Peter and Edna Williamson, his mother remember the events leading up to Peter going Hereford College of Art, to do the BA Hons in Artist Blacksmithing.
Edna: Do you remember when you were at West Herts College, and at the latter stages of your course you were really struggling. Although you were very artistic and creative, you didn’t really feel it was your thing, there was a lot of constructive criticism from the tutors and you felt as if you’d lost your way and were a bit demoralised.
Peter: Yes, I remember that.
I don’t know how it happened, but one of the tutors said, ‘Peter, you always make every piece of art 3D, and there is an Open Day at Hereford College of Art – why not go and take a look’. So our family took the 3 ½ hour trip (each way), along with Christian Campbell an artistic friend, who’s family were friends of ours. He was also looking for direction for his artistic flair and creativity.
We arrived at the Hereford College of Art Open Day. From a mum’s point of view, I was looking at you and to me it seems like a ‘light bulb’ experience. Also for me personally, it took me back to when I was a little girl from the age of 3 to around the age of 12, I was go and spend Saturday mornings with my dad, Geordie Johnson at the Iceatlantic fish factory in Scalloway, Shetland. He was the Chief Engineer at the workshop.
Peter: Yes, when people come into the forge, that comment on the smell of the metal and the oil.
Edna: The smell of hot metal and engine oil was so evocative. The noise and the smells, and I looked at you, and you were engaging with your surroundings and with the tutors and the students around you.
It seemed that a switch had been switched.
Peter: Well, whenever anyone asks me how I came to do blacksmithing I always, give the same answer: ‘I was failing at fine art’.
The West Herts College tutors were trying to get us to do UCAS applications and I outright said to the tutors, ‘your time would be better spend on the other students, as I have absolutely no intention of going to college.
One of the tutors said, ‘It’s part of my job to try to get our students to apply for higher education art courses, so just for me, would you take a look at this one course – Artist Blacksmith BA Hons at Hereford College of Art? If you don’t like it I’ll leave you alone.’ I agreed to look at it. I looked at and told him later that he was a ‘bad man’ as he had convinced me to visit their Open Day.
Edna: Do you remember when you came back to the college at Watford, you found out that there was a forge at the college.
Peter: Yes, it was a terrible forge, it’s called a chip forge. It has ceramic stones and gas that gets pumped into the with a bed that allows the metal to be heated.
Edna: It was probably quite clean?
Peter: Yes it was clean, and probably safer. I ended up using half an years worth of fuel in about six weeks.
Edna: It was worth it though.
Peter: Yes it certainly was. I used up all the fuel that was available, then the college asked if our family could pay for a third bottle of gas, as they didn’t have money in their budget for more fuel.
Edna: I don’t think anyone else was using the gas forge – you were the only one.
Peter: No, not really.

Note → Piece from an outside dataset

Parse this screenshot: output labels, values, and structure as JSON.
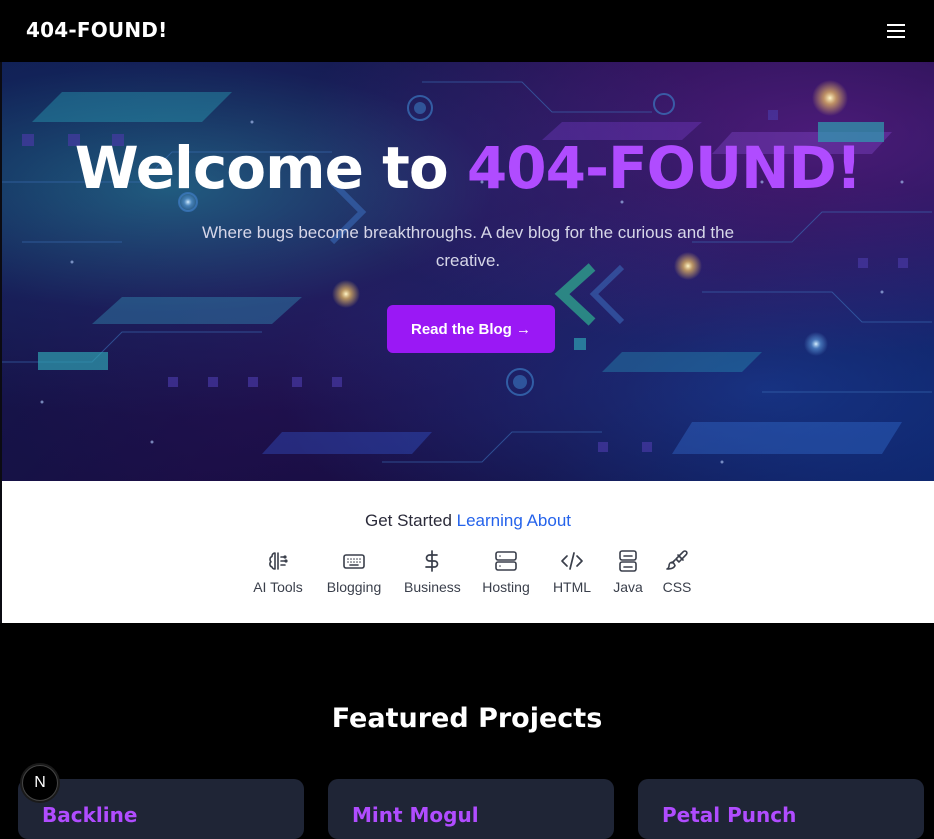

Although there was one other guy on the course that actually did try using it. He was doing metalworking. When he went to use it – his comment to me was, ‘this is really difficult’. ‘Yes, it is’, I replied.

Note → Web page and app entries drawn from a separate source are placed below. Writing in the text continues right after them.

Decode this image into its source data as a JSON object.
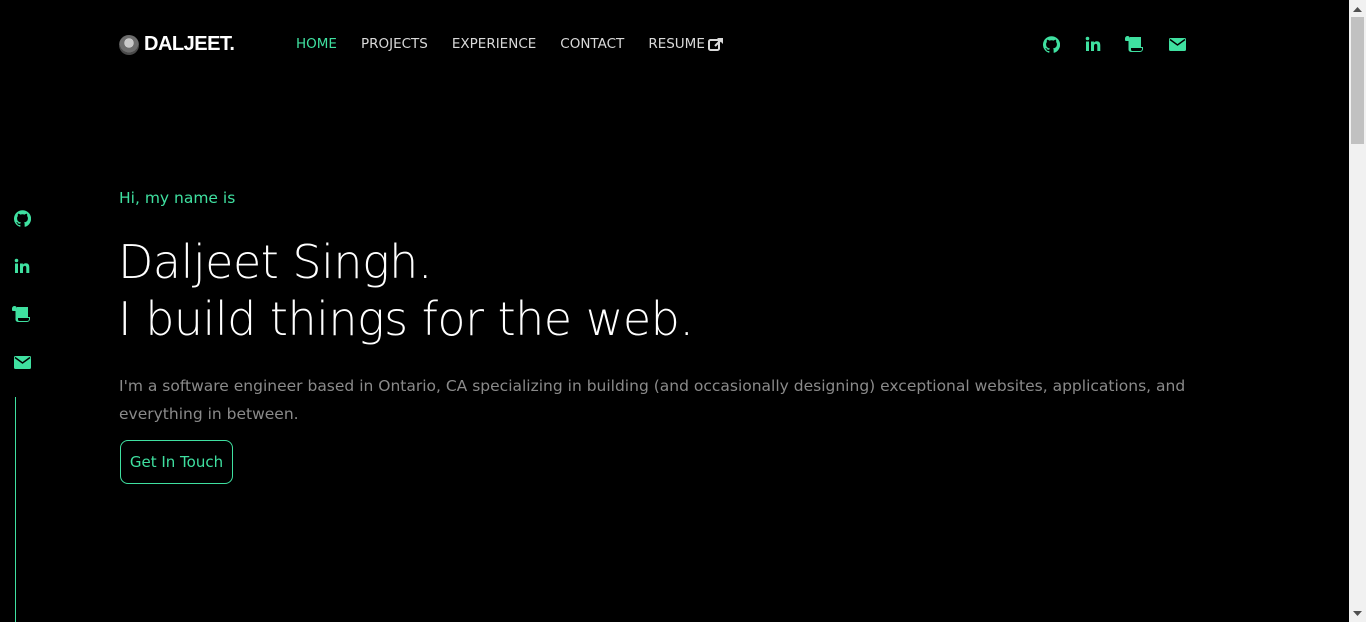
{
  "navbar": {
    "brand": "DALJEET.",
    "links": [
      {
        "label": "HOME",
        "active": true
      },
      {
        "label": "PROJECTS",
        "active": false
      },
      {
        "label": "EXPERIENCE",
        "active": false
      },
      {
        "label": "CONTACT",
        "active": false
      },
      {
        "label": "RESUME",
        "active": false,
        "icon": "external-link-icon"
      }
    ],
    "social_icons": [
      "github-icon",
      "linkedin-icon",
      "scroll-icon",
      "envelope-icon"
    ]
  },
  "side_social": {
    "icons": [
      "github-icon",
      "linkedin-icon",
      "scroll-icon",
      "envelope-icon"
    ]
  },
  "hero": {
    "greeting": "Hi, my name is",
    "title_line1": "Daljeet Singh.",
    "title_line2": "I build things for the web.",
    "description": "I'm a software engineer based in Ontario, CA specializing in building (and occasionally designing) exceptional websites, applications, and everything in between.",
    "cta_label": "Get In Touch"
  },
  "colors": {
    "background": "#000000",
    "accent": "#3fe0a0",
    "text": "#ffffff",
    "muted": "#8a8a8a"
  }
}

Edna: Were you given any guidance on how to use the ceramic forge?
Peter: I was given some guidance, but I was mainly encouraged to try it and see what I could make. They weren’t really sure how it worked – they knew how to turn it on – and how to it off. Other than that, I was mainly left to my own devices.

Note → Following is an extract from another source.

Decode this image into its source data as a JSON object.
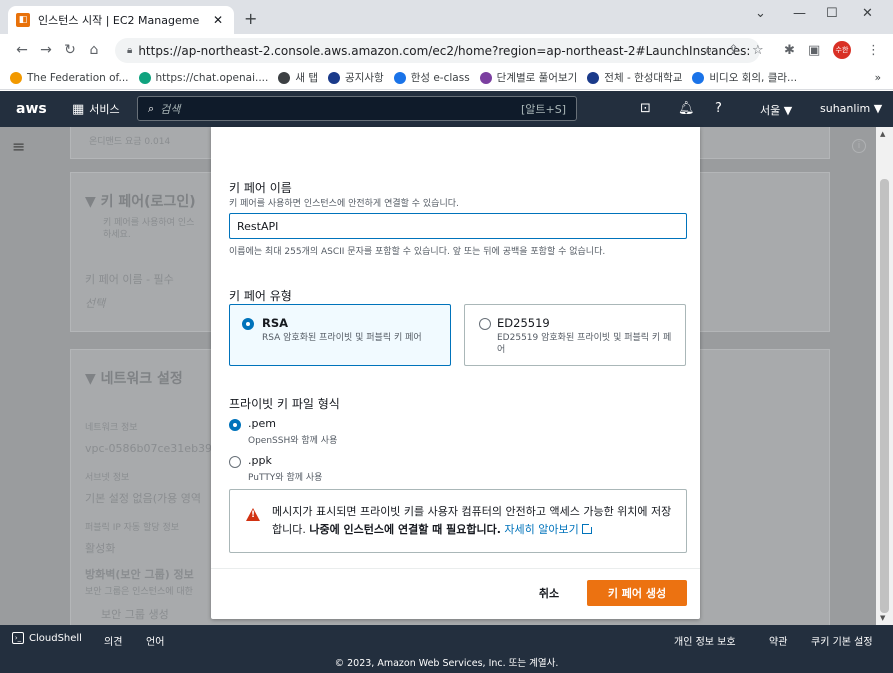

Edna: Isn’t that how you learn?
Peter: Yes, for sure. That been one of the main ways that I’ve developed my forging skills, through experimentation and failure. Allowing yourself to fail, means allowance to actually try.
For example, if you were given a colouring book with a set amount of colours and told exactly where to colour, someone could do that. If you were told, make something, try to develop something, then you would need to decide what to make, how to make it, why you’re going to make it, in what style you are going to make it.
What are the parameters that you are going to follow, trying to explore in relation to making it and why. There is also the question – are you capable of embarking on this journey knowing that you might fail, that you could fail, and yet still are willing to actually attempt to take on…
In the next part of the Forging of a Swordsmith story, we’ll look at Peter’s time at Hereford College of Art – and the cut and thrust of being eventually allowed to pursue his sword forging and axe forging ambitions.